US market intelligence firm CB Insights has listed Indonesian ride-hailing service, Go-Jek, among 19 companies around the world that have a valuation at $10 billion or known as ‘decacorns’. Go-Jek is the second company in Southeast Asia that joins the $10 billion market-valuation club after its rival Grab.
When asked about its IPO plans, Go-Jek’s Chief of Corporate Affairs confirms that an IPO remains the company’s long-term aim but it is not in its immediate future. The current focus will be to grow the business in existing countries.
Amazon Web Services (AWS), a business arm of Amazon, announces the construction of its first cloud region in Jakarta, Indonesia. The cloud region comprises of three data centers in Jakarta which forecasted to be operational by late 2021 or early 2022.
The construction is projected to increase AWS’ presence in the country and support a fast-growing ecosystem of startups, large companies, and government agencies. More jobs in the tech sector are also expected to happen with the arrival of cloud region.

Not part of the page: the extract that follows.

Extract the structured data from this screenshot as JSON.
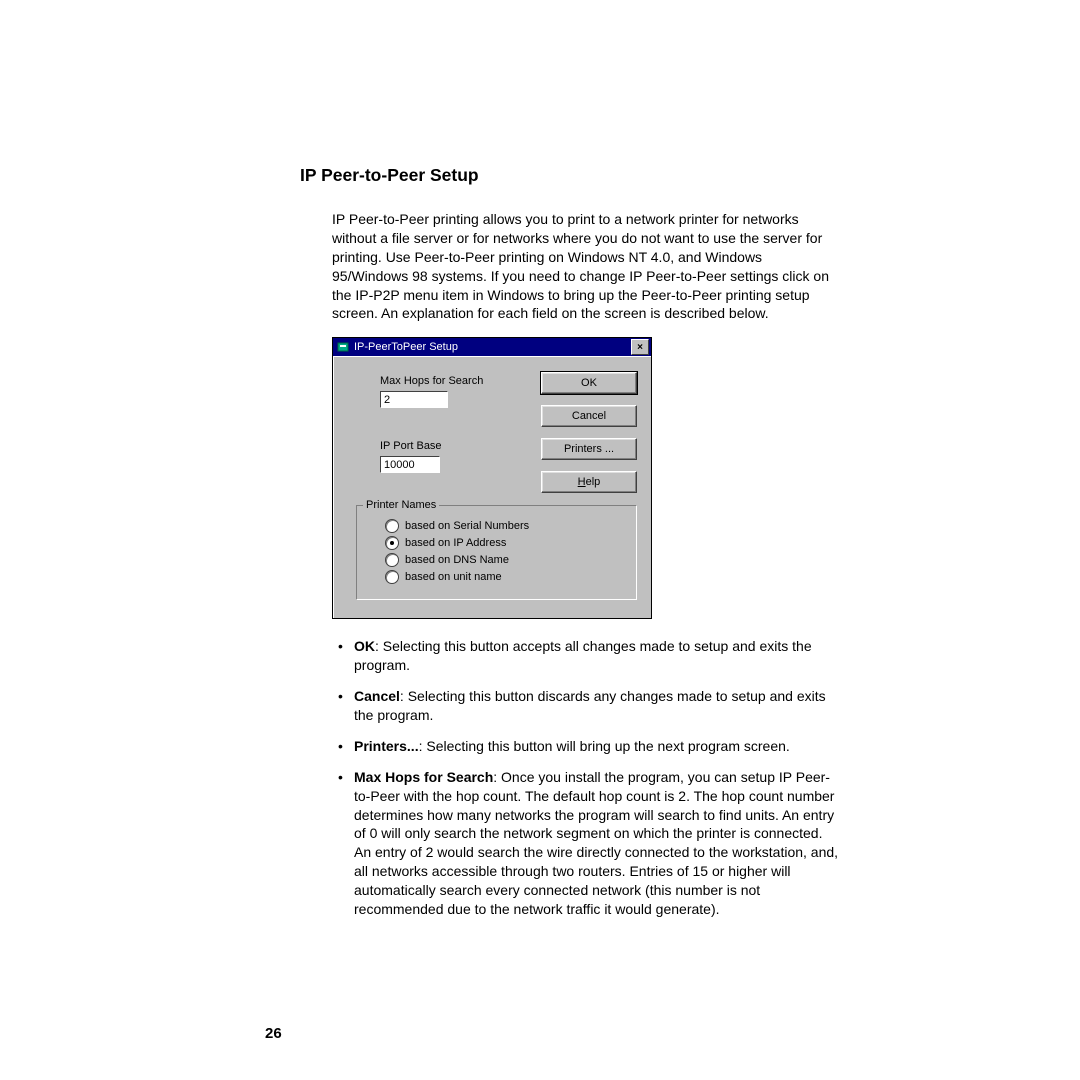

Anthony Tan, Chief Executive Officer of Grab says that the company is expecting to raise $6.5 billion of total capital this year. Already raised $4.5 billion weeks ago, Grab needs an additional $2 billion in funding to achieve the goal. Grab is also looking to make at least six investments or acquisitions this year,
The funding, which will be a mix of debt and equity, will help Grab to expand its business in financial services and food delivery.
Dei partners with brick-and-mortar merchants and retailers in Singapore’s Little India to provide on-demand grocery services to customers in the country. Currently, the online marketplace already has 70 partners and lists over 15,000 products on its platform.
The company aims to bring all merchants in the district on board, and expand to include other precincts in Singapore such as Chinatown and Kampong Glam. It is set to compete with online grocery platforms with the likes of Honestbee and Lazada’s RedMart.
Anywheel and Moov are the two out of three bike-sharing operators that have been granted in-principle approval for licenses to operate dockless bike-sharing services in public places. Anywheel is permitted to operate with up to 10,000 bicycles while Moove, with a sandbox license, is granted with up to 1,000 bicycles.
The third applicant, Ywise Circle, was not successful in its application as it did not meet the evaluation criteria.